Component data from apps and pages:
______

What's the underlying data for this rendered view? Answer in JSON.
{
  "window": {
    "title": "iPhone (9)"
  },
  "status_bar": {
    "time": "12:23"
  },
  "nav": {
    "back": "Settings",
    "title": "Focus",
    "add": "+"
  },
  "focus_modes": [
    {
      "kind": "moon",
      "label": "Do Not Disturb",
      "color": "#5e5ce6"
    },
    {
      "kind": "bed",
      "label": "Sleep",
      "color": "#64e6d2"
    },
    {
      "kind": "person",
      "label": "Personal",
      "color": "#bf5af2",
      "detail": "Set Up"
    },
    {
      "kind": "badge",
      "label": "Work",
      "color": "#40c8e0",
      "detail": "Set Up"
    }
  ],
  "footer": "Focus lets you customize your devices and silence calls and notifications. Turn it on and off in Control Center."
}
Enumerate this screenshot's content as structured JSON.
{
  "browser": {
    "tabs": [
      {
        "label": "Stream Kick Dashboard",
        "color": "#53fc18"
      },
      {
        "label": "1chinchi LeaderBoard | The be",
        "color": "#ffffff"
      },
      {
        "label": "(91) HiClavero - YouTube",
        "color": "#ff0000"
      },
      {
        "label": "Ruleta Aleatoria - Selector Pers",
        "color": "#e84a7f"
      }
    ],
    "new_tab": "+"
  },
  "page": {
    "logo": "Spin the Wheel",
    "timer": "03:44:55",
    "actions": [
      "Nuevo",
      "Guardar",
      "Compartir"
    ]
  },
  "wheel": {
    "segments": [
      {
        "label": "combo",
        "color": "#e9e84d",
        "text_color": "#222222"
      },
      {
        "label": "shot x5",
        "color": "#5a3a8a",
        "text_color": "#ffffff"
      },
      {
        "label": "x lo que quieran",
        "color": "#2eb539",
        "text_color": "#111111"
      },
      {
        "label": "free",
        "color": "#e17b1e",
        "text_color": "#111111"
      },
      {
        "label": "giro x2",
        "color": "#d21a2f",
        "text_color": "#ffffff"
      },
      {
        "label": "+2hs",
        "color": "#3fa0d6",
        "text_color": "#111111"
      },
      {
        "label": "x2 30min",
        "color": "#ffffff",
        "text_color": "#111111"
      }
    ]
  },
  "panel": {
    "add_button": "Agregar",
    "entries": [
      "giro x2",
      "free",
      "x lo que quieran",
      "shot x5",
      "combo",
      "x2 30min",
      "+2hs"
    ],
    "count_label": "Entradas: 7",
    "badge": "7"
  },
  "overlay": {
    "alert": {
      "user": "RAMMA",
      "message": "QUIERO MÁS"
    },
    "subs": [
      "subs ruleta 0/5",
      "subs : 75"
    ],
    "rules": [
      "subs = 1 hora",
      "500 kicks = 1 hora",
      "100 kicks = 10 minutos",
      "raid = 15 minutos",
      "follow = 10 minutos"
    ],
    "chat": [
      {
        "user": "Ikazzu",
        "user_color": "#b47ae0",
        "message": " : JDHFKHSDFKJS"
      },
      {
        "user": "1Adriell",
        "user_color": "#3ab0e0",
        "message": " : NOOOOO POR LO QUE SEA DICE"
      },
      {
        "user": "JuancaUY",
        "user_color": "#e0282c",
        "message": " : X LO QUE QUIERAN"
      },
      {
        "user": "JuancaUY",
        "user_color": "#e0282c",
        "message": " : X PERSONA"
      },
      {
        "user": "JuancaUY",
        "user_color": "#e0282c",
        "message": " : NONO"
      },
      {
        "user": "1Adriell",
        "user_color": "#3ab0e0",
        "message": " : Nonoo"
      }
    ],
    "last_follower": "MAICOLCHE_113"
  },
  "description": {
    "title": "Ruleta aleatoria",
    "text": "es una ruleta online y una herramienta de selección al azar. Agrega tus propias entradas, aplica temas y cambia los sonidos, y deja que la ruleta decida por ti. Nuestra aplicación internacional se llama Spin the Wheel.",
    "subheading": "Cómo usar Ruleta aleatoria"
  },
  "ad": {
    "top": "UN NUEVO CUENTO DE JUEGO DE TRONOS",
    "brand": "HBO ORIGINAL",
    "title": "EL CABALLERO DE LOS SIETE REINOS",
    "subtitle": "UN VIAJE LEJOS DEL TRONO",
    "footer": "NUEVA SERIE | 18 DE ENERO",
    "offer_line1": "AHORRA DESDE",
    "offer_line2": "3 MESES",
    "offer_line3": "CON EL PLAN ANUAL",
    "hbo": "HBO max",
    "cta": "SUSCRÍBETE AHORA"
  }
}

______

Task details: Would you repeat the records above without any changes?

Solved exercise:
What's the underlying data for this rendered view? Answer in JSON.
{
  "window": {
    "title": "iPhone (9)"
  },
  "status_bar": {
    "time": "12:23"
  },
  "nav": {
    "back": "Settings",
    "title": "Focus",
    "add": "+"
  },
  "focus_modes": [
    {
      "kind": "moon",
      "label": "Do Not Disturb",
      "color": "#5e5ce6"
    },
    {
      "kind": "bed",
      "label": "Sleep",
      "color": "#64e6d2"
    },
    {
      "kind": "person",
      "label": "Personal",
      "color": "#bf5af2",
      "detail": "Set Up"
    },
    {
      "kind": "badge",
      "label": "Work",
      "color": "#40c8e0",
      "detail": "Set Up"
    }
  ],
  "footer": "Focus lets you customize your devices and silence calls and notifications. Turn it on and off in Control Center."
}
Enumerate this screenshot's content as structured JSON.
{
  "browser": {
    "tabs": [
      {
        "label": "Stream Kick Dashboard",
        "color": "#53fc18"
      },
      {
        "label": "1chinchi LeaderBoard | The be",
        "color": "#ffffff"
      },
      {
        "label": "(91) HiClavero - YouTube",
        "color": "#ff0000"
      },
      {
        "label": "Ruleta Aleatoria - Selector Pers",
        "color": "#e84a7f"
      }
    ],
    "new_tab": "+"
  },
  "page": {
    "logo": "Spin the Wheel",
    "timer": "03:44:55",
    "actions": [
      "Nuevo",
      "Guardar",
      "Compartir"
    ]
  },
  "wheel": {
    "segments": [
      {
        "label": "combo",
        "color": "#e9e84d",
        "text_color": "#222222"
      },
      {
        "label": "shot x5",
        "color": "#5a3a8a",
        "text_color": "#ffffff"
      },
      {
        "label": "x lo que quieran",
        "color": "#2eb539",
        "text_color": "#111111"
      },
      {
        "label": "free",
        "color": "#e17b1e",
        "text_color": "#111111"
      },
      {
        "label": "giro x2",
        "color": "#d21a2f",
        "text_color": "#ffffff"
      },
      {
        "label": "+2hs",
        "color": "#3fa0d6",
        "text_color": "#111111"
      },
      {
        "label": "x2 30min",
        "color": "#ffffff",
        "text_color": "#111111"
      }
    ]
  },
  "panel": {
    "add_button": "Agregar",
    "entries": [
      "giro x2",
      "free",
      "x lo que quieran",
      "shot x5",
      "combo",
      "x2 30min",
      "+2hs"
    ],
    "count_label": "Entradas: 7",
    "badge": "7"
  },
  "overlay": {
    "alert": {
      "user": "RAMMA",
      "message": "QUIERO MÁS"
    },
    "subs": [
      "subs ruleta 0/5",
      "subs : 75"
    ],
    "rules": [
      "subs = 1 hora",
      "500 kicks = 1 hora",
      "100 kicks = 10 minutos",
      "raid = 15 minutos",
      "follow = 10 minutos"
    ],
    "chat": [
      {
        "user": "Ikazzu",
        "user_color": "#b47ae0",
        "message": " : JDHFKHSDFKJS"
      },
      {
        "user": "1Adriell",
        "user_color": "#3ab0e0",
        "message": " : NOOOOO POR LO QUE SEA DICE"
      },
      {
        "user": "JuancaUY",
        "user_color": "#e0282c",
        "message": " : X LO QUE QUIERAN"
      },
      {
        "user": "JuancaUY",
        "user_color": "#e0282c",
        "message": " : X PERSONA"
      },
      {
        "user": "JuancaUY",
        "user_color": "#e0282c",
        "message": " : NONO"
      },
      {
        "user": "1Adriell",
        "user_color": "#3ab0e0",
        "message": " : Nonoo"
      }
    ],
    "last_follower": "MAICOLCHE_113"
  },
  "description": {
    "title": "Ruleta aleatoria",
    "text": "es una ruleta online y una herramienta de selección al azar. Agrega tus propias entradas, aplica temas y cambia los sonidos, y deja que la ruleta decida por ti. Nuestra aplicación internacional se llama Spin the Wheel.",
    "subheading": "Cómo usar Ruleta aleatoria"
  },
  "ad": {
    "top": "UN NUEVO CUENTO DE JUEGO DE TRONOS",
    "brand": "HBO ORIGINAL",
    "title": "EL CABALLERO DE LOS SIETE REINOS",
    "subtitle": "UN VIAJE LEJOS DEL TRONO",
    "footer": "NUEVA SERIE | 18 DE ENERO",
    "offer_line1": "AHORRA DESDE",
    "offer_line2": "3 MESES",
    "offer_line3": "CON EL PLAN ANUAL",
    "hbo": "HBO max",
    "cta": "SUSCRÍBETE AHORA"
  }
}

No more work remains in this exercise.